While the MRB was a necessity given the fluvial environment of the Delta, it also provided the MRF with mobility, and a semblance of security. The potential benefits of the ability to influence land operations while not appearing overbearing on the local population cannot be overstated. While that idea may run contrary to population-centric COIN, the lack of a physical footprint could be helpful for a mission set consisting of surgical strikes and raids, or for training missions in which the local population is very concerned with Western influence.
Using Nigeria as an example, an overt presence of larger American units could play into the narrative of the local Islamist group, Boko Haram. Operating from a new-generation MRB would be one way to circumvent the jihadist narrative, while still providing train and assist capabilities, or conducting more kinetic, joint operations. Regardless of any altruistic intentions, the U.S. assumes the moniker of “imperialist” in the eyes of those opposed to U.S. involvement the moment a boot touches foreign soil, and operating on rivers may provide an alternative narrative.

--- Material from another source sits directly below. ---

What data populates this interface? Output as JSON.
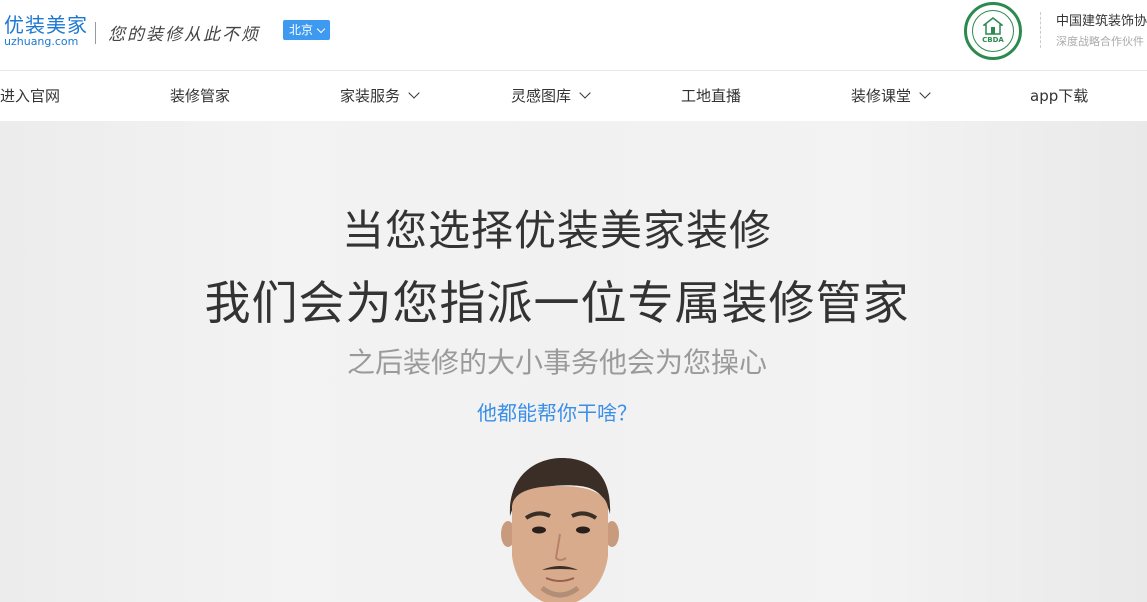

History has shown that riverine warfare is an enduring part of warfare, and an acquired skillset. Given both the history of its occurrence, and the possibility of littoral operations in the future, it would behoove the Army to look more closely at riverine operations and pursue in some capacity a joint riverine organization. The situation may arise that more than a rifle squad or SOF team is needed to effectively project power. If a strong, joint riverine element can be developed, the U.S. can bypass the traditional practice of building up a beachhead, and the “ship to shore” way of moving combat power can truly shift to one of power projection from the littoral, “upriver,” to population centers.
The views expressed in his articles are those of the author, and do not reflect the official policy or position of the United States Army, Department of Defense, or the United States Government.
Rick Chersicla is an active duty Infantry Officer in the United States Army. He is currently pursuing a M.A. in Security Studies at Georgetown University.
 The CJOSCOE study cited later in this paper defines fluvial in accordance with Joint Test Publication 3-06, describing the fluvial environment as terrain where “navigable waterways exist and roads do not, or where forces are required to use waterways, an effective program to control the waterways and/or indirect hostile movement becomes paramount.” This rarely used term is ideal when describing riverine operations.
 Lester W. Grau and Leroy W. Denniston, “When a River Runs Through It: Riverine Operations in Contemporary Conflict,” Infantry, July-September 2014, 31.
 Thomas J. Cutler, “Brown Water, Black Berets: Coastal and Riverine Warfare in Vietnam”,(Annapolis, MD: Naval Institute Press, 1988), 19.
 Cutler, Brown Water, 21.
 Cutler, Brown Water, 24.
 Cutler, Brown Water, 44.
 Department of the Army, Major General William B. Fulton, Vietnam Studies: Riverine Operations, 1966-1969, (Government Printing Office: Washington, D.C., 1985), 10. MG Fulton, given his experience as the former Brigade Commander of the Army element in the MRF, has authored a comprehensive study of the formation and tactics of the MRF.
 Fulton, Vietnam Studies, 10.
 Ibid, 11
 Ibid, 11.
 Ibid, 16.
 Ibid, 24.
 Ibid, 24.
 Ibid, 24
Featured Image: A Patrol Boat Riverine (PBR) MkII conducts operations during the Vietnam War, 1968. (U.S. Army Transportation Museum)